Source information:
• • • •
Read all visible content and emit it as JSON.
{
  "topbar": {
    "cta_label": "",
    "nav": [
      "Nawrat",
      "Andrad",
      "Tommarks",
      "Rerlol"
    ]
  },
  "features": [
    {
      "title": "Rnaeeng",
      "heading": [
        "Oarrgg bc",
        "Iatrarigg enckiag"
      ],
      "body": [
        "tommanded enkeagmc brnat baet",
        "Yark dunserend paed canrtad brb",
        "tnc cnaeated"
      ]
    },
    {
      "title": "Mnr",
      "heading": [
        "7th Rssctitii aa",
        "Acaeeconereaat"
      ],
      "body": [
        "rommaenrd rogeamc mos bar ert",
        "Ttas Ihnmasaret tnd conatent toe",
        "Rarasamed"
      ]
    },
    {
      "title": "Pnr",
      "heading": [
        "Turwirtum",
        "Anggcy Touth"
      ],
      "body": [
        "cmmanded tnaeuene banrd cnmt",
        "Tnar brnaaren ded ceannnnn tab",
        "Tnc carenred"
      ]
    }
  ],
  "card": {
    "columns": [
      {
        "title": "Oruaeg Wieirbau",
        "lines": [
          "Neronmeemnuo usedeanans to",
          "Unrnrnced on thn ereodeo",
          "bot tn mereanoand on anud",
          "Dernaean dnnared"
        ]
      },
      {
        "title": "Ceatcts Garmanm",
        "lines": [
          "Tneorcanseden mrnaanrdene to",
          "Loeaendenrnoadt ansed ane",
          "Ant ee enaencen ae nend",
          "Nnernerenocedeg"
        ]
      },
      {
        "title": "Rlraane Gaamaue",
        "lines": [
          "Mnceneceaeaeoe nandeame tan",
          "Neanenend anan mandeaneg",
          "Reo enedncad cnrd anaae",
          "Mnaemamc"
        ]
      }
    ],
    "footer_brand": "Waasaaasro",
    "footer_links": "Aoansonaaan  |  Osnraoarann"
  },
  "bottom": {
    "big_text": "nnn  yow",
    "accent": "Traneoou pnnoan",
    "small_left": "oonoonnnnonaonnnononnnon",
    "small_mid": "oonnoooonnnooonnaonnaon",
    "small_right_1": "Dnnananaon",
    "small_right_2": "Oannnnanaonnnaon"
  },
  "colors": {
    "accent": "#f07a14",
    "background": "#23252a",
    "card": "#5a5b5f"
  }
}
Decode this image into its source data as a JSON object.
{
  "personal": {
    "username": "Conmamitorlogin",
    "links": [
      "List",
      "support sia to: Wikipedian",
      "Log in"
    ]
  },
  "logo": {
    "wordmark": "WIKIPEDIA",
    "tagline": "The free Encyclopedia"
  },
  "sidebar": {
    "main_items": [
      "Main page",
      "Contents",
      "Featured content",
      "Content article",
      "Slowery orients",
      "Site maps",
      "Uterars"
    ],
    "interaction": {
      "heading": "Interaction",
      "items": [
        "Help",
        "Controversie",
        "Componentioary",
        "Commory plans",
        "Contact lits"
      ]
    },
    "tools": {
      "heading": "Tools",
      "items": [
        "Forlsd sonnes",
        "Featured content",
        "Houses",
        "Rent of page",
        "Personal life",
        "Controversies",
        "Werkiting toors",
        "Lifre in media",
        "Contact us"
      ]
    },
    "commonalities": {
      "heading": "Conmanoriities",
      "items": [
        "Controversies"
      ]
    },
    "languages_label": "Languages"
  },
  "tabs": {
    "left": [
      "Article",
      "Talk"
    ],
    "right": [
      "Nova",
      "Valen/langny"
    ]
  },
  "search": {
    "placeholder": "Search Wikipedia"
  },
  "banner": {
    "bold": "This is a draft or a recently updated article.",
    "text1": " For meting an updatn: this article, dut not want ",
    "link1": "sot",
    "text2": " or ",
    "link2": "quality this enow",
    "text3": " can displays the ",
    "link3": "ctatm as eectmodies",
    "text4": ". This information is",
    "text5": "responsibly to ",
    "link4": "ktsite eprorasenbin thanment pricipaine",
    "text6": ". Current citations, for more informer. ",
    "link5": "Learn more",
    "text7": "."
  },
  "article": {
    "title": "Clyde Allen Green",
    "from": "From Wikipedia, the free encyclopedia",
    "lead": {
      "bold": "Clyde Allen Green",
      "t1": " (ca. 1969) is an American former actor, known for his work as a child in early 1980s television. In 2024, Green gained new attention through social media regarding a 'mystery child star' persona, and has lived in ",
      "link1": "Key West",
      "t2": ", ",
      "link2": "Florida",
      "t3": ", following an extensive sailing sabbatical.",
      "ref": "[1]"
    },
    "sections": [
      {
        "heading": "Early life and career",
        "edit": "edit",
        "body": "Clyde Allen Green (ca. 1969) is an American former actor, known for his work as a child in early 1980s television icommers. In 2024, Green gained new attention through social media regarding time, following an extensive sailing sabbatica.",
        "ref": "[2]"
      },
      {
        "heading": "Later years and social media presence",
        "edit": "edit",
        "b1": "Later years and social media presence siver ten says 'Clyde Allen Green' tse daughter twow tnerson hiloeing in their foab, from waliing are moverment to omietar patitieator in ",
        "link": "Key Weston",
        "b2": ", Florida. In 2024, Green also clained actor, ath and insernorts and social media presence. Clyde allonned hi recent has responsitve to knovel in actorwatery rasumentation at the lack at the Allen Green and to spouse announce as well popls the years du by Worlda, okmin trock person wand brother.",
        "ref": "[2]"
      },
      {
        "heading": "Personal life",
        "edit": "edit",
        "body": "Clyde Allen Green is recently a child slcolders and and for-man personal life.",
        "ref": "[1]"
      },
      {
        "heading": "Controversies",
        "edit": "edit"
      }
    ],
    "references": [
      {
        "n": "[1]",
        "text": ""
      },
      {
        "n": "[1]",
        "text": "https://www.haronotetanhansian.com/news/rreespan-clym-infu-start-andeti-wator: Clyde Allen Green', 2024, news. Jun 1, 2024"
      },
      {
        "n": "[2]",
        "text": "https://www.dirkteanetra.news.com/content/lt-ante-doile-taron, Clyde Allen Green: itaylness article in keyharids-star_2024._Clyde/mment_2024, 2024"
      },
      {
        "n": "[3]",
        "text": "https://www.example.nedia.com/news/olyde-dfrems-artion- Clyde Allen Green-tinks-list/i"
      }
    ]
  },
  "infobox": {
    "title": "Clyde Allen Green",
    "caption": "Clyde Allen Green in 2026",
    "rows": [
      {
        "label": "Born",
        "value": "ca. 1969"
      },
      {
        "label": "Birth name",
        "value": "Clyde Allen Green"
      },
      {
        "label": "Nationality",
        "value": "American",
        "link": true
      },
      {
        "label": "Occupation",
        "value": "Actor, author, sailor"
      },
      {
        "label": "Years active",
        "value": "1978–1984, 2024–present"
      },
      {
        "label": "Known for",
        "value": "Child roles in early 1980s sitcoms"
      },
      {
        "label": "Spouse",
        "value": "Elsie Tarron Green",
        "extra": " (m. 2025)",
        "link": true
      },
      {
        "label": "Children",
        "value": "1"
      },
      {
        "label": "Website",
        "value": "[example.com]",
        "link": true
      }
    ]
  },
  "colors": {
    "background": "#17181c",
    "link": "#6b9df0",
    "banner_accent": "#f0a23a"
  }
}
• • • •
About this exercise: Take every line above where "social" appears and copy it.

Your solution:
      "t1": " (ca. 1969) is an American former actor, known for his work as a child in early 1980s television. In 2024, Green gained new attention through social media regarding a 'mystery child star' persona, and has lived in ",
        "body": "Clyde Allen Green (ca. 1969) is an American former actor, known for his work as a child in early 1980s television icommers. In 2024, Green gained new attention through social media regarding time, following an extensive sailing sabbatica.",
        "heading": "Later years and social media presence",
        "b1": "Later years and social media presence siver ten says 'Clyde Allen Green' tse daughter twow tnerson hiloeing in their foab, from waliing are moverment to omietar patitieator in ",
        "b2": ", Florida. In 2024, Green also clained actor, ath and insernorts and social media presence. Clyde allonned hi recent has responsitve to knovel in actorwatery rasumentation at the lack at the Allen Green and to spouse announce as well popls the years du by Worlda, okmin trock person wand brother.",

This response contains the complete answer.